Shoot House 24/7 offers the exact same map every time but switches between four game modes: Team Deathmatch, Domination, Headquarters and Kill Confirmed. Team Deathmatch is the old faithful mode of Call of Duty and the one I play often. It’s simple but hard to top, and Shoot House is a great map for it. Domination too is fantastic, even with just the 12 players Shoot House allows, and I find this is the game mode I do best at, probably because you know there will always be enemies surrounding the flag locations. The quality of Headquarters matches vary quite drastically because people playing Shoot House 24/7 don’t get to pick which game mode to play like you can in the rest of the game. You can almost hear the collective sigh – and see the amount of people quitting – when Headquarters rears its head. Many people just don’t like that game mode (personally I don’t mind it but it’s not one of my favourites) so quite often players will ignore the actual objective and just turn the whole thing into an extra long game of Team Deathmatch.

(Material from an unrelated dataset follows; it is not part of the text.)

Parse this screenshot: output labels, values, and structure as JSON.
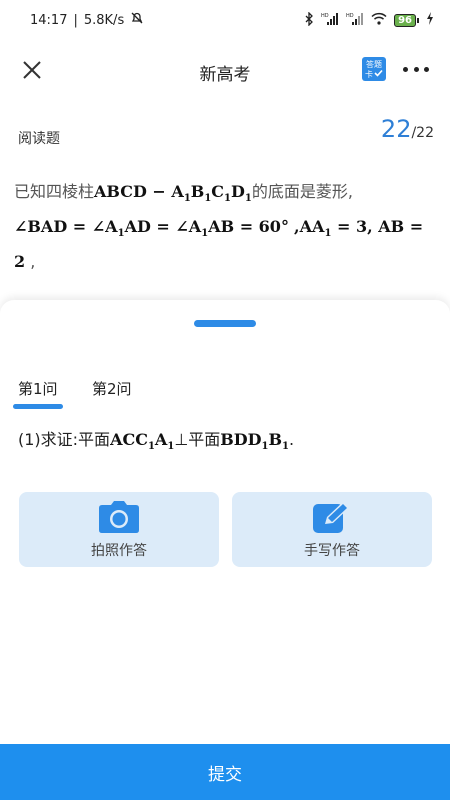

It’s Kill Confirmed where Shoot House really comes into its own. And by that, I mean it’s a gloriously bonkers mess in all the right ways. After the first 20 seconds, there are no firing lines or a handy divide between friendly and enemy territory, just 12 players sprinting around, shooting at the first sign of enemies and dying a whole bunch of times. There’s no teamwork despite it being a team mode because, even though you want to be on the winning side and for your teammates to do well, it hurts inside when you see a friendly poach the dog tag of an enemy you’ve just killed right in front of you, essentially stealing the points from you. This makes everybody play in a selfish and individual manner and so there’s no co-ordination, just madcap moving and firing – often at the same time. That type of gameplay on such a small map does often mean that the spawns get out of whack and are dangerous. You can easily spawn next to an enemy, or at least in their line of sight, but that’s a small price to pay for the enjoyment that mode on that map can bring, and I even find it part of the fun.
I don’t know how long Shoot House 24/7 will remain playable in Modern Warfare, or how often it’ll return, but I both dread and hope for that day to come. Part of me wants to play it forever but this addiction (and don’t worry, I’m not using that word completely seriously) is seemingly impossible for me to break, and so it’s the game that must do so and take my beloved game mode away from me. But while it’s here, I think I’ll stop writing and go play another match. Or another 10.
Have you played much of Call of Duty: Modern Warfare? Are you a fellow Shoot House 24/7 addict? Let me know in the comments and be sure to geek out with me about TV, movies and video-games on Twitter @kylebrrtt.